The Department of Health and Mental Hygiene's response came in a six-page letter dated Jan. 18 and sent yesterday to the General Assembly's legislative audit division. The unit had issued a blistering report Dec. 21 detailing possible payroll abuse and questioned more than $460,000 in expenditures by the foundation that helped run the annual Olympic-style State Games for the state. The review also called into question the health department's oversight of the program.

The health department's letter noted that many of the corrective steps recommended by the legislative auditor's office already had been taken. For instance, auditors recommended that the health department transfer all responsibility for the state's bid to attract a U.S. Olympic festival in 1993, 1994 or 1995 to another state agency. Gov. William Donald Schaefer (D) announced such a shift last week in his State of the State speech.

State auditors also had recommended that the health department take action to recover money raised or inappropriately spent by the Maryland State Games Foundation Inc. The department's response, signed by Sylvia Hamlett-Law, the director of Maryland's Fiscal Services Administration, said the department had gone to court to successfully put the foundation under the control of a court-appointed receiver. The receiver's job is to inventory the foundation's assets and to try to pay off the foundation's debts.

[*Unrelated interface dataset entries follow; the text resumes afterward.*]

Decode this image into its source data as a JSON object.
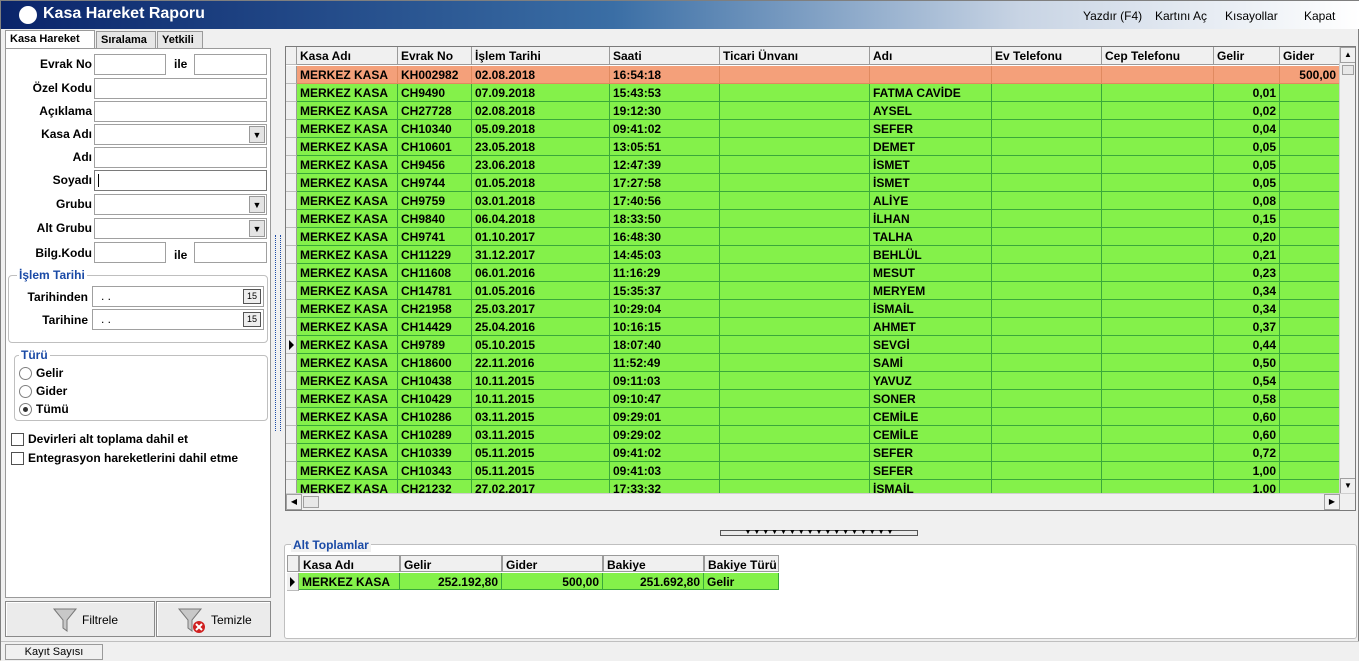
{
  "window": {
    "title": "Kasa Hareket Raporu"
  },
  "top_menu": [
    "Yazdır (F4)",
    "Kartını Aç",
    "Kısayollar",
    "Kapat"
  ],
  "tabs": [
    "Kasa Hareket",
    "Sıralama",
    "Yetkili"
  ],
  "filters": {
    "evrak_no": "Evrak No",
    "ile": "ile",
    "ozel_kodu": "Özel Kodu",
    "aciklama": "Açıklama",
    "kasa_adi": "Kasa Adı",
    "adi": "Adı",
    "soyadi": "Soyadı",
    "grubu": "Grubu",
    "alt_grubu": "Alt Grubu",
    "bilg_kodu": "Bilg.Kodu",
    "islem_tarihi_group": "İşlem Tarihi",
    "tarihinden": "Tarihinden",
    "tarihine": "Tarihine",
    "date_value": " .  .",
    "turu_group": "Türü",
    "gelir": "Gelir",
    "gider": "Gider",
    "tumu": "Tümü",
    "selected_turu": "Tümü",
    "devirleri": "Devirleri alt toplama dahil et",
    "entegrasyon": "Entegrasyon hareketlerini dahil etme"
  },
  "buttons": {
    "filtrele": "Filtrele",
    "temizle": "Temizle"
  },
  "grid": {
    "columns": [
      "Kasa Adı",
      "Evrak No",
      "İşlem Tarihi",
      "Saati",
      "Ticari Ünvanı",
      "Adı",
      "Ev Telefonu",
      "Cep Telefonu",
      "Gelir",
      "Gider"
    ],
    "rows": [
      [
        "MERKEZ KASA",
        "KH002982",
        "02.08.2018",
        "16:54:18",
        "",
        "",
        "",
        "",
        "",
        "500,00"
      ],
      [
        "MERKEZ KASA",
        "CH9490",
        "07.09.2018",
        "15:43:53",
        "",
        "FATMA CAVİDE",
        "",
        "",
        "0,01",
        ""
      ],
      [
        "MERKEZ KASA",
        "CH27728",
        "02.08.2018",
        "19:12:30",
        "",
        "AYSEL",
        "",
        "",
        "0,02",
        ""
      ],
      [
        "MERKEZ KASA",
        "CH10340",
        "05.09.2018",
        "09:41:02",
        "",
        "SEFER",
        "",
        "",
        "0,04",
        ""
      ],
      [
        "MERKEZ KASA",
        "CH10601",
        "23.05.2018",
        "13:05:51",
        "",
        "DEMET",
        "",
        "",
        "0,05",
        ""
      ],
      [
        "MERKEZ KASA",
        "CH9456",
        "23.06.2018",
        "12:47:39",
        "",
        "İSMET",
        "",
        "",
        "0,05",
        ""
      ],
      [
        "MERKEZ KASA",
        "CH9744",
        "01.05.2018",
        "17:27:58",
        "",
        "İSMET",
        "",
        "",
        "0,05",
        ""
      ],
      [
        "MERKEZ KASA",
        "CH9759",
        "03.01.2018",
        "17:40:56",
        "",
        "ALİYE",
        "",
        "",
        "0,08",
        ""
      ],
      [
        "MERKEZ KASA",
        "CH9840",
        "06.04.2018",
        "18:33:50",
        "",
        "İLHAN",
        "",
        "",
        "0,15",
        ""
      ],
      [
        "MERKEZ KASA",
        "CH9741",
        "01.10.2017",
        "16:48:30",
        "",
        "TALHA",
        "",
        "",
        "0,20",
        ""
      ],
      [
        "MERKEZ KASA",
        "CH11229",
        "31.12.2017",
        "14:45:03",
        "",
        "BEHLÜL",
        "",
        "",
        "0,21",
        ""
      ],
      [
        "MERKEZ KASA",
        "CH11608",
        "06.01.2016",
        "11:16:29",
        "",
        "MESUT",
        "",
        "",
        "0,23",
        ""
      ],
      [
        "MERKEZ KASA",
        "CH14781",
        "01.05.2016",
        "15:35:37",
        "",
        "MERYEM",
        "",
        "",
        "0,34",
        ""
      ],
      [
        "MERKEZ KASA",
        "CH21958",
        "25.03.2017",
        "10:29:04",
        "",
        "İSMAİL",
        "",
        "",
        "0,34",
        ""
      ],
      [
        "MERKEZ KASA",
        "CH14429",
        "25.04.2016",
        "10:16:15",
        "",
        "AHMET",
        "",
        "",
        "0,37",
        ""
      ],
      [
        "MERKEZ KASA",
        "CH9789",
        "05.10.2015",
        "18:07:40",
        "",
        "SEVGİ",
        "",
        "",
        "0,44",
        ""
      ],
      [
        "MERKEZ KASA",
        "CH18600",
        "22.11.2016",
        "11:52:49",
        "",
        "SAMİ",
        "",
        "",
        "0,50",
        ""
      ],
      [
        "MERKEZ KASA",
        "CH10438",
        "10.11.2015",
        "09:11:03",
        "",
        "YAVUZ",
        "",
        "",
        "0,54",
        ""
      ],
      [
        "MERKEZ KASA",
        "CH10429",
        "10.11.2015",
        "09:10:47",
        "",
        "SONER",
        "",
        "",
        "0,58",
        ""
      ],
      [
        "MERKEZ KASA",
        "CH10286",
        "03.11.2015",
        "09:29:01",
        "",
        "CEMİLE",
        "",
        "",
        "0,60",
        ""
      ],
      [
        "MERKEZ KASA",
        "CH10289",
        "03.11.2015",
        "09:29:02",
        "",
        "CEMİLE",
        "",
        "",
        "0,60",
        ""
      ],
      [
        "MERKEZ KASA",
        "CH10339",
        "05.11.2015",
        "09:41:02",
        "",
        "SEFER",
        "",
        "",
        "0,72",
        ""
      ],
      [
        "MERKEZ KASA",
        "CH10343",
        "05.11.2015",
        "09:41:03",
        "",
        "SEFER",
        "",
        "",
        "1,00",
        ""
      ],
      [
        "MERKEZ KASA",
        "CH21232",
        "27.02.2017",
        "17:33:32",
        "",
        "İSMAİL",
        "",
        "",
        "1,00",
        ""
      ]
    ],
    "row_colors": {
      "gider": "#f4a07a",
      "gelir": "#84f14a"
    },
    "current_row": 15
  },
  "alt_toplamlar": {
    "title": "Alt Toplamlar",
    "columns": [
      "Kasa Adı",
      "Gelir",
      "Gider",
      "Bakiye",
      "Bakiye Türü"
    ],
    "row": [
      "MERKEZ KASA",
      "252.192,80",
      "500,00",
      "251.692,80",
      "Gelir"
    ]
  },
  "status": {
    "kayit_sayisi": "Kayıt Sayısı"
  }
}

It is unlikely that the foundation will be able to pay all its obligations. A health department review of the program's expenses found that the foundation might have misspent about $370,000 it received from the state, including money intended for programs to fight drug abuse. The state must try to recover much of that money so it does not run afoul of federal guidelines for spending anti-drug money, the legislative auditor's office warned.

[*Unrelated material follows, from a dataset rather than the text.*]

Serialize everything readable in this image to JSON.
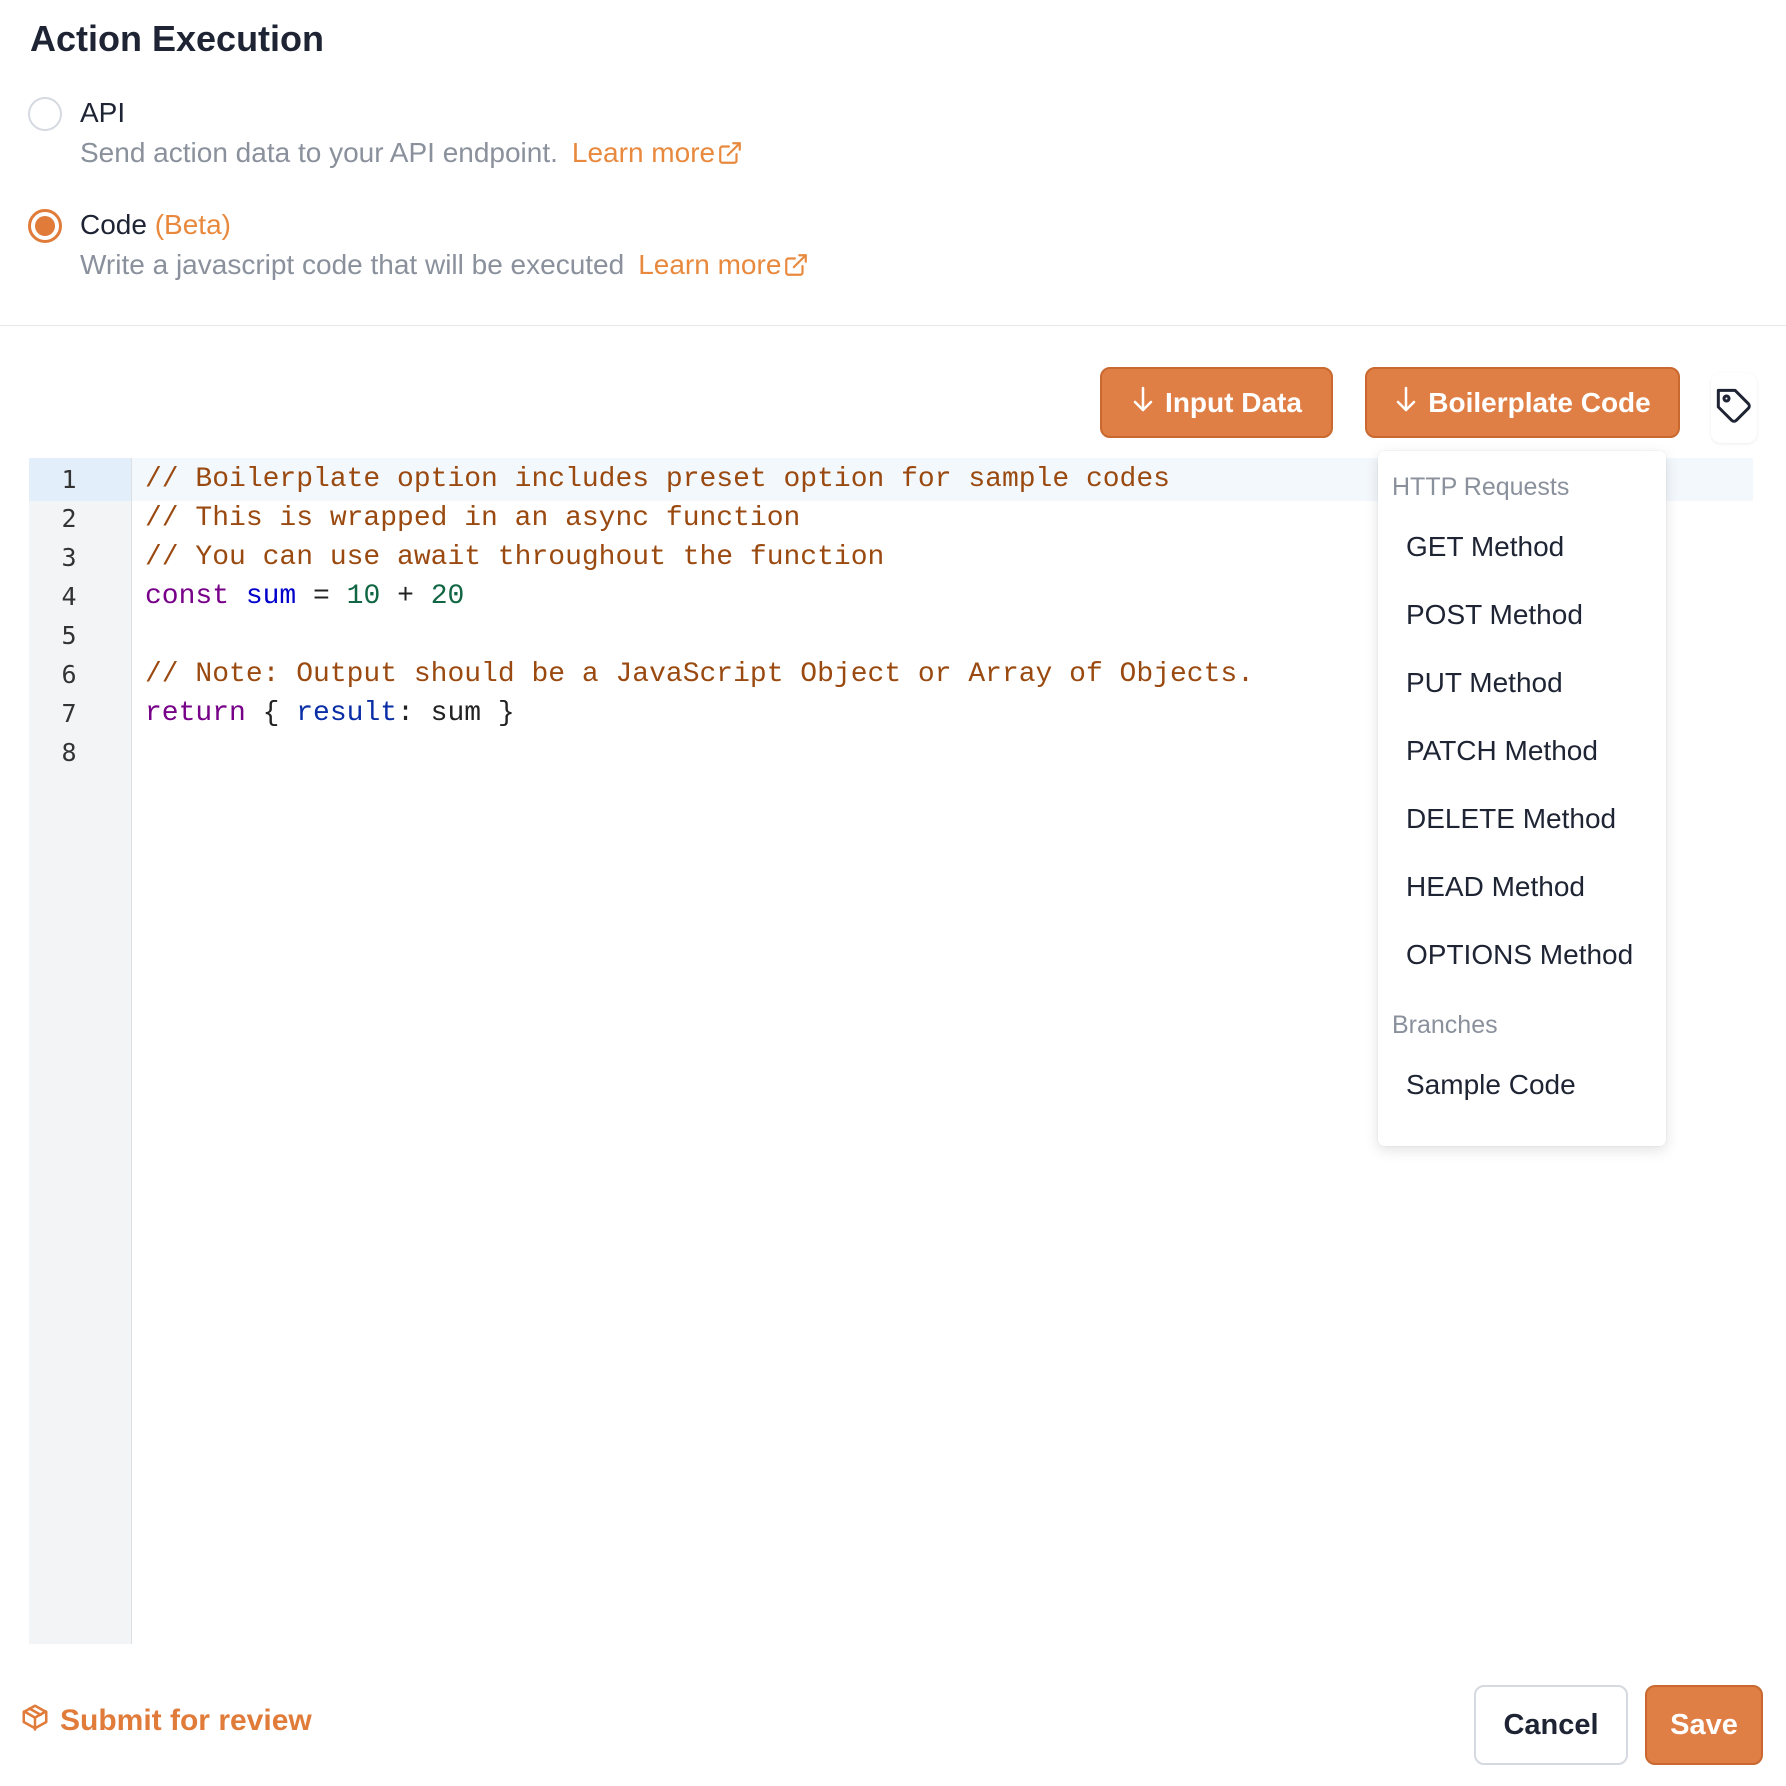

As of Nov. 30, when the legislative auditors reviewed the foundation's accounts, the foundation had additional debts totaling at least $187,196 and a cash balance of $14,198 in its accounts.

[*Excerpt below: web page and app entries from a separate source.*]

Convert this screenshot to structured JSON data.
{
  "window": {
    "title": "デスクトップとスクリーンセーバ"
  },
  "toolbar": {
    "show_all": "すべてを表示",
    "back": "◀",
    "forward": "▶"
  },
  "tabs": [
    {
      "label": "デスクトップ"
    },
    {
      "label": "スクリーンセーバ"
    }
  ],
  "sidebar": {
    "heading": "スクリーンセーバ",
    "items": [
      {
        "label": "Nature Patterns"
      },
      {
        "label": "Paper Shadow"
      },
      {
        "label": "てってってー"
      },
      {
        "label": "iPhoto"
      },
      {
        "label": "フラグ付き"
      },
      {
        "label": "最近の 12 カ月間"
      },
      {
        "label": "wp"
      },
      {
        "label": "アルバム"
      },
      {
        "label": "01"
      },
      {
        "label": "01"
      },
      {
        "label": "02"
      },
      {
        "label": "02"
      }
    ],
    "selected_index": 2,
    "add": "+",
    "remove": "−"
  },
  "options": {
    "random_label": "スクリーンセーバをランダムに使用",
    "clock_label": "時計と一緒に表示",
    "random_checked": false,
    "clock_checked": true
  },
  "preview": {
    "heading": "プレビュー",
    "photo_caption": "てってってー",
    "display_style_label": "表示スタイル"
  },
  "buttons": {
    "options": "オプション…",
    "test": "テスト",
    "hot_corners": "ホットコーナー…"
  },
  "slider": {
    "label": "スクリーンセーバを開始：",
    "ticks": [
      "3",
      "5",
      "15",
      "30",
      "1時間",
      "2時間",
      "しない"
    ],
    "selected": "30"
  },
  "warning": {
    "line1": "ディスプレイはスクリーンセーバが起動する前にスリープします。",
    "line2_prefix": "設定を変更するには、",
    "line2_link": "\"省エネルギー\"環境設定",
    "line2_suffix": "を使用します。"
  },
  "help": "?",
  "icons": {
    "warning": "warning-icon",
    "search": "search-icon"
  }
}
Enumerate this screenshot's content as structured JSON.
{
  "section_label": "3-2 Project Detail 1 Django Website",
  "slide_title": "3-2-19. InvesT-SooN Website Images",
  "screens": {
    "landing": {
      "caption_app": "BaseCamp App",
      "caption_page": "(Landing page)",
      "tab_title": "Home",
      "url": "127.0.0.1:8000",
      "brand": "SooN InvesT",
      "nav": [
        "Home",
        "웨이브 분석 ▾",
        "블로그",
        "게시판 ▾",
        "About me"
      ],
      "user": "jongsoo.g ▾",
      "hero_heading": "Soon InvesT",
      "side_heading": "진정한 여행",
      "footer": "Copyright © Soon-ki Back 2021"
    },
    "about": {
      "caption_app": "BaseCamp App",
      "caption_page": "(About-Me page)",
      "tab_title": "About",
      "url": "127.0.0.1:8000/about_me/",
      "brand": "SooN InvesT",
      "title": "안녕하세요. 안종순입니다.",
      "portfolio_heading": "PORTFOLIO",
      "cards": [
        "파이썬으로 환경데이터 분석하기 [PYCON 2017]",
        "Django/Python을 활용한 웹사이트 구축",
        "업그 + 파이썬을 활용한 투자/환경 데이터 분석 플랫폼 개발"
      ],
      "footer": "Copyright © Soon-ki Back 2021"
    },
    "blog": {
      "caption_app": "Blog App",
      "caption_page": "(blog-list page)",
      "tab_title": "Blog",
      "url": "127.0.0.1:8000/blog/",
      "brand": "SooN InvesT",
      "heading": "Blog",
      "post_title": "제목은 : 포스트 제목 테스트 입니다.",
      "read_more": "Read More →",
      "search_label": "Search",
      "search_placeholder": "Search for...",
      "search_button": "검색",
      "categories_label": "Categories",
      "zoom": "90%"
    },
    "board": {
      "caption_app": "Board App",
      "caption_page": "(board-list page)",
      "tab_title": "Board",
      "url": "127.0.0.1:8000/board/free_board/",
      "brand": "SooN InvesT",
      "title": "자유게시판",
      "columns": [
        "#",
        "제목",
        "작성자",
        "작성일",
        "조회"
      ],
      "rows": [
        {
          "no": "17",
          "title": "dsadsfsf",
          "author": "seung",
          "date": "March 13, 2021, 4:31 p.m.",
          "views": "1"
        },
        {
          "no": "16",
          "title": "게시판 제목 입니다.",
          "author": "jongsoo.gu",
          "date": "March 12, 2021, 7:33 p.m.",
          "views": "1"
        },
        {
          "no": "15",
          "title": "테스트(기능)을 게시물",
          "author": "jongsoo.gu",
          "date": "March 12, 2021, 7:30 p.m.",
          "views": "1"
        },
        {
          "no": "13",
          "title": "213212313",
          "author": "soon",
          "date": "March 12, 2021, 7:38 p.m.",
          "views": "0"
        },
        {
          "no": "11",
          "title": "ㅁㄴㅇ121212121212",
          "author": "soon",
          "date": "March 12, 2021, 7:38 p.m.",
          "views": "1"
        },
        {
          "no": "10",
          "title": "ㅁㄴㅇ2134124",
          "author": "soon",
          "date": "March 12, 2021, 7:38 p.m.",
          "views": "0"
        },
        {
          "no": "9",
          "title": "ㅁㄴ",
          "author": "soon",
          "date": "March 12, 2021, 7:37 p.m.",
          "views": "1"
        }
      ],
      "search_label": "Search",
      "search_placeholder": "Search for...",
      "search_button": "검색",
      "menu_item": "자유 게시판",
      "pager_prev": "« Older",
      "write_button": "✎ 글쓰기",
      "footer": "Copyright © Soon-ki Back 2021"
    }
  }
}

"We don't know exactly how much we're owed until the Attorney General's Office finishes its investigation," said William Groseclose, the health department's audit coordinator.

If the foundation cannot repay the money, "we will have to take it from other programs . . . {or} seek specific approval for a budget amendment," Groseclose said.

The legislative auditor's office recommended that state agencies seek General Assembly approval whenever they want to give money to affiliated agencies. The president of the State Games Foundation, James E. Narron, also worked for the health department as director of the State Games program. He has since been dismissed.

Health department officials said they are sympathetic to the auditor's recommendation and said they are considering better ways to keep tabs on affiliated organizations. But the department said requiring General Assembly approval for every transaction to an affiliated agency could create a paperwork nightmare.

"It would make it tough for us to award grants to counties, which might be construed to be an 'affiliated' agency," Groseclose said.

The foundation, however, received its anti-drug money after it had been first routed through the Carroll County health department. Said one state official: "In this case, you possibly were dealing with deceptive management. I don't know how to legislate against that."